▶ **Exercise requirements**:
All the data should be printed again exactly as written.

▶ **Study material**:
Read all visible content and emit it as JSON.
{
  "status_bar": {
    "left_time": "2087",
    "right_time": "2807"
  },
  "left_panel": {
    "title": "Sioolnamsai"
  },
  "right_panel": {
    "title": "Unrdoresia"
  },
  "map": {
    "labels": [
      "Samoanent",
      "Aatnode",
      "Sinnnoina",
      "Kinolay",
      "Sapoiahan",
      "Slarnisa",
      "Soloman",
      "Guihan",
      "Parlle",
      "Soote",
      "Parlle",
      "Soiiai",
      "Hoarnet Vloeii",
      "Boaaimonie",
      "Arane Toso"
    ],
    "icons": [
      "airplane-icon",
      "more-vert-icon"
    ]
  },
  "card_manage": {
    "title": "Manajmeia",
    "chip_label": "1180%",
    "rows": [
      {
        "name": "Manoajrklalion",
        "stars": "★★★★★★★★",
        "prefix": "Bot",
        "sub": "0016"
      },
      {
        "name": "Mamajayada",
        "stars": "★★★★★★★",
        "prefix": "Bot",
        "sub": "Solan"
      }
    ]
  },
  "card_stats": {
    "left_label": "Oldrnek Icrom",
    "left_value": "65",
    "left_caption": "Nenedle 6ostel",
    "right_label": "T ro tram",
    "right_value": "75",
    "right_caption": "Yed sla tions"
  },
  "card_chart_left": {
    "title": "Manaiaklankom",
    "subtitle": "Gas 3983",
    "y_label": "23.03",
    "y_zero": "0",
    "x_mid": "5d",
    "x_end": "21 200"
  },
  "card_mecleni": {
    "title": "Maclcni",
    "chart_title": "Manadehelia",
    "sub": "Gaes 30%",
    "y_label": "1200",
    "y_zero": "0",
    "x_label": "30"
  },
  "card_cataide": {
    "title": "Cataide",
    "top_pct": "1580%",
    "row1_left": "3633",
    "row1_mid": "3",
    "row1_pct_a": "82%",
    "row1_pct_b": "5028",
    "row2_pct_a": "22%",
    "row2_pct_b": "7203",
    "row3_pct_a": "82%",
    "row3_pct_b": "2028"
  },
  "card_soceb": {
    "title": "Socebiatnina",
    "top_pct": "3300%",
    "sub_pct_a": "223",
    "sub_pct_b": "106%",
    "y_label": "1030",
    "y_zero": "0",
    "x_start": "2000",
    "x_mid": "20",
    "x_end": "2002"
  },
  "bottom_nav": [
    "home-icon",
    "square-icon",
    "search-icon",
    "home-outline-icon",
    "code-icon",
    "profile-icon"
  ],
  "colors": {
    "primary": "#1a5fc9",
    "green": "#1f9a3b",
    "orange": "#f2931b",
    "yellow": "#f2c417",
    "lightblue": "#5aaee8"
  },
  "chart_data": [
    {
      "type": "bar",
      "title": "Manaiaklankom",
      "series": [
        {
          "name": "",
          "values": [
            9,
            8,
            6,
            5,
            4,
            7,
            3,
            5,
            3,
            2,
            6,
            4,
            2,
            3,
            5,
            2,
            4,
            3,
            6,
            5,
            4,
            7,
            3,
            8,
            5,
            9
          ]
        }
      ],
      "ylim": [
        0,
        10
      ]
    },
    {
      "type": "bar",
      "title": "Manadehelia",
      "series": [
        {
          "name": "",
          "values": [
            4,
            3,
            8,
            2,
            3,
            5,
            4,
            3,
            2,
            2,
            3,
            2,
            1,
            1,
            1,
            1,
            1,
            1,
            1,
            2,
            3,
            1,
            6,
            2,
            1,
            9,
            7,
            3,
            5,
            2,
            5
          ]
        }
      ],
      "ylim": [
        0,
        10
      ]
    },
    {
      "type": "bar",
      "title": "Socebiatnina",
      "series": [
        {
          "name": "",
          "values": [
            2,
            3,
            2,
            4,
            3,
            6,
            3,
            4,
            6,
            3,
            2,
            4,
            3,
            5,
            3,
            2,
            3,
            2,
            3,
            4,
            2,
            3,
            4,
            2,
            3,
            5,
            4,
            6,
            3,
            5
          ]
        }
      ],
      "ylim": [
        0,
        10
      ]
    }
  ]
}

▶ **Result below**:
Read all visible content and emit it as JSON.
{
  "status_bar": {
    "left_time": "2087",
    "right_time": "2807"
  },
  "left_panel": {
    "title": "Sioolnamsai"
  },
  "right_panel": {
    "title": "Unrdoresia"
  },
  "map": {
    "labels": [
      "Samoanent",
      "Aatnode",
      "Sinnnoina",
      "Kinolay",
      "Sapoiahan",
      "Slarnisa",
      "Soloman",
      "Guihan",
      "Parlle",
      "Soote",
      "Parlle",
      "Soiiai",
      "Hoarnet Vloeii",
      "Boaaimonie",
      "Arane Toso"
    ],
    "icons": [
      "airplane-icon",
      "more-vert-icon"
    ]
  },
  "card_manage": {
    "title": "Manajmeia",
    "chip_label": "1180%",
    "rows": [
      {
        "name": "Manoajrklalion",
        "stars": "★★★★★★★★",
        "prefix": "Bot",
        "sub": "0016"
      },
      {
        "name": "Mamajayada",
        "stars": "★★★★★★★",
        "prefix": "Bot",
        "sub": "Solan"
      }
    ]
  },
  "card_stats": {
    "left_label": "Oldrnek Icrom",
    "left_value": "65",
    "left_caption": "Nenedle 6ostel",
    "right_label": "T ro tram",
    "right_value": "75",
    "right_caption": "Yed sla tions"
  },
  "card_chart_left": {
    "title": "Manaiaklankom",
    "subtitle": "Gas 3983",
    "y_label": "23.03",
    "y_zero": "0",
    "x_mid": "5d",
    "x_end": "21 200"
  },
  "card_mecleni": {
    "title": "Maclcni",
    "chart_title": "Manadehelia",
    "sub": "Gaes 30%",
    "y_label": "1200",
    "y_zero": "0",
    "x_label": "30"
  },
  "card_cataide": {
    "title": "Cataide",
    "top_pct": "1580%",
    "row1_left": "3633",
    "row1_mid": "3",
    "row1_pct_a": "82%",
    "row1_pct_b": "5028",
    "row2_pct_a": "22%",
    "row2_pct_b": "7203",
    "row3_pct_a": "82%",
    "row3_pct_b": "2028"
  },
  "card_soceb": {
    "title": "Socebiatnina",
    "top_pct": "3300%",
    "sub_pct_a": "223",
    "sub_pct_b": "106%",
    "y_label": "1030",
    "y_zero": "0",
    "x_start": "2000",
    "x_mid": "20",
    "x_end": "2002"
  },
  "bottom_nav": [
    "home-icon",
    "square-icon",
    "search-icon",
    "home-outline-icon",
    "code-icon",
    "profile-icon"
  ],
  "colors": {
    "primary": "#1a5fc9",
    "green": "#1f9a3b",
    "orange": "#f2931b",
    "yellow": "#f2c417",
    "lightblue": "#5aaee8"
  },
  "chart_data": [
    {
      "type": "bar",
      "title": "Manaiaklankom",
      "series": [
        {
          "name": "",
          "values": [
            9,
            8,
            6,
            5,
            4,
            7,
            3,
            5,
            3,
            2,
            6,
            4,
            2,
            3,
            5,
            2,
            4,
            3,
            6,
            5,
            4,
            7,
            3,
            8,
            5,
            9
          ]
        }
      ],
      "ylim": [
        0,
        10
      ]
    },
    {
      "type": "bar",
      "title": "Manadehelia",
      "series": [
        {
          "name": "",
          "values": [
            4,
            3,
            8,
            2,
            3,
            5,
            4,
            3,
            2,
            2,
            3,
            2,
            1,
            1,
            1,
            1,
            1,
            1,
            1,
            2,
            3,
            1,
            6,
            2,
            1,
            9,
            7,
            3,
            5,
            2,
            5
          ]
        }
      ],
      "ylim": [
        0,
        10
      ]
    },
    {
      "type": "bar",
      "title": "Socebiatnina",
      "series": [
        {
          "name": "",
          "values": [
            2,
            3,
            2,
            4,
            3,
            6,
            3,
            4,
            6,
            3,
            2,
            4,
            3,
            5,
            3,
            2,
            3,
            2,
            3,
            4,
            2,
            3,
            4,
            2,
            3,
            5,
            4,
            6,
            3,
            5
          ]
        }
      ],
      "ylim": [
        0,
        10
      ]
    }
  ]
}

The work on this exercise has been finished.